As you can see by looking at the second descriptions of each, the two sets, $C(I,L(E,F))$ and $L(E,C(I,F))$ "should" be the same thing. The only difference is that in the first case we are thinking of $I$ as giving the "index" of the function you will use, which you then evaluate at a point in $E$, while in the second we think of $E$ as giving the "index" of the function you will use, which you then evaluate at a point in $I$. The description given just formalizes the fact that the first description of each set actually gives the same set "morally".

As far as restrictions: you don't need to restrict in principle: if you let $Y^X$ be the set of all functions from $X$ to $Y$, then for any three sets $A$, $B$, and $C$, "currying" tells you that there are natural bijections $$(C^B)^A \longleftrightarrow C^{B\times A} \longleftrightarrow (C^A)^B$$ (one reason for the notation). When dealing with Banach spaces, you are mostly interested in functions that "respect the structure" (linear, and continuous); when dealing with topological spaces, you are mostly interested in functions that preserve the structure (continuous). Here, we have a topological space, $I$, and two Banach spaces, $E$ and $F$. So we want to focus only on the functions that "respect the structure". So we want them to be linear when between $E$ and $F$; and continuous when the domain is $I$.

• Given any sets $A$, $X$, and $C$, a map $f\colon X\to A$ induces a map $C^A\to C^X$ by "precomposition with $f$": given any $h\in C^A$, the map $h\circ f$ is in $C^X$.
• Given any sets $A$, $C$, and $Y$, a map $g\colon C\to Y$ induces a map $C^A\to Y^A$ by "postcomposition with $g$": given any $h\in C^A$, the map $g\circ h$ is in $Y^A$.
The bijections $(C^B)^A \leftrightarrow C^{A\times B} \leftrightarrow (C^A)^B$ are such that given maps $h\colon C\to Z$, $g\colon Y\to B$, and $f\colon X\to A$, the induced maps $(C^B)^A\to (Z^Y)^X$, $C^{A\times B}\to Z^{X\times Y}$, and $(C^A)^B\to (Z^X)^Y$ commute with the corresponding bijections: $$\begin{array}{ccccc} (C^B)^A & \longleftrightarrow & C^{A\times B} & \longleftrightarrow & (C^A)^B\\ \downarrow &&\downarrow &&\downarrow\\ (Z^Y)^X & \longleftrightarrow & Z^{X\times Y} & \longleftrightarrow & (Z^X)^Y \end{array}$$ is a commutative diagram.
@gary: There is no glory, perhaps, but good notation is important.

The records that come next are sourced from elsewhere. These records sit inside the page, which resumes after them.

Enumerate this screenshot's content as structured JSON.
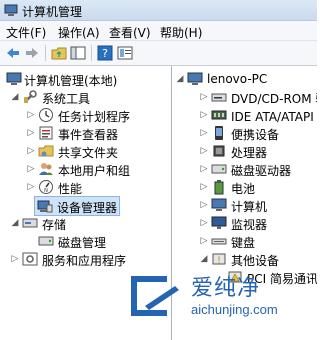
{
  "window": {
    "title": "计算机管理"
  },
  "menu": [
    "文件(F)",
    "操作(A)",
    "查看(V)",
    "帮助(H)"
  ],
  "toolbar": {
    "icons": [
      "back-icon",
      "forward-icon",
      "up-folder-icon",
      "show-hide-tree-icon",
      "help-icon",
      "properties-icon"
    ]
  },
  "left_tree": [
    {
      "label": "计算机管理(本地)"
    },
    {
      "label": "系统工具"
    },
    {
      "label": "任务计划程序"
    },
    {
      "label": "事件查看器"
    },
    {
      "label": "共享文件夹"
    },
    {
      "label": "本地用户和组"
    },
    {
      "label": "性能"
    },
    {
      "label": "设备管理器"
    },
    {
      "label": "存储"
    },
    {
      "label": "磁盘管理"
    },
    {
      "label": "服务和应用程序"
    }
  ],
  "device_tree": {
    "root": "lenovo-PC",
    "items": [
      "DVD/CD-ROM 驱",
      "IDE ATA/ATAPI 控",
      "便携设备",
      "处理器",
      "磁盘驱动器",
      "电池",
      "计算机",
      "监视器",
      "键盘",
      "其他设备",
      "PCI 简易通讯控"
    ]
  },
  "watermark": {
    "brand": "爱纯净",
    "url": "aichunjing.com"
  },
  "colors": {
    "selection": "#cfe3f8",
    "watermark": "#2563b4"
  }
}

As Leibniz said, find good notation and it can solve half your problem. Witness how much more flexible calculus is to use with Leibniz's notation than with Newton's. But it really is a matter of usefulness. We tend to use $f$, $g$, $h$ for functions, $x$, $y$ for points, $v$, $w$, for vectors, as a sort of "visual cue". This means that if we have lots of functions around, but want to keep those visual cues, we need to have ways of differentiating among several different $f$s and $g$s and $h$s$,$v$s and$w$s, etc. – Arturo Magidin Sep 2 '11 at 20:04 Actually, now that I've calmed down a bit (sorry for hijacking the comment thread) I think what bothers me most is not how things are named, but that textbook authors almost never deign to spell out the types of definitions explicitly. If the author here had only written "Define$\mathscr F : (I \to V \to W) \to V \to I \to W\$ as ...", there would almost have been no need to look at the actual definition, except to verify that it did the natural thing. The arrows can be decorated to distinguish continuous and linear maps where appropriate. –  Henning Makholm Sep 2 '11 at 20:54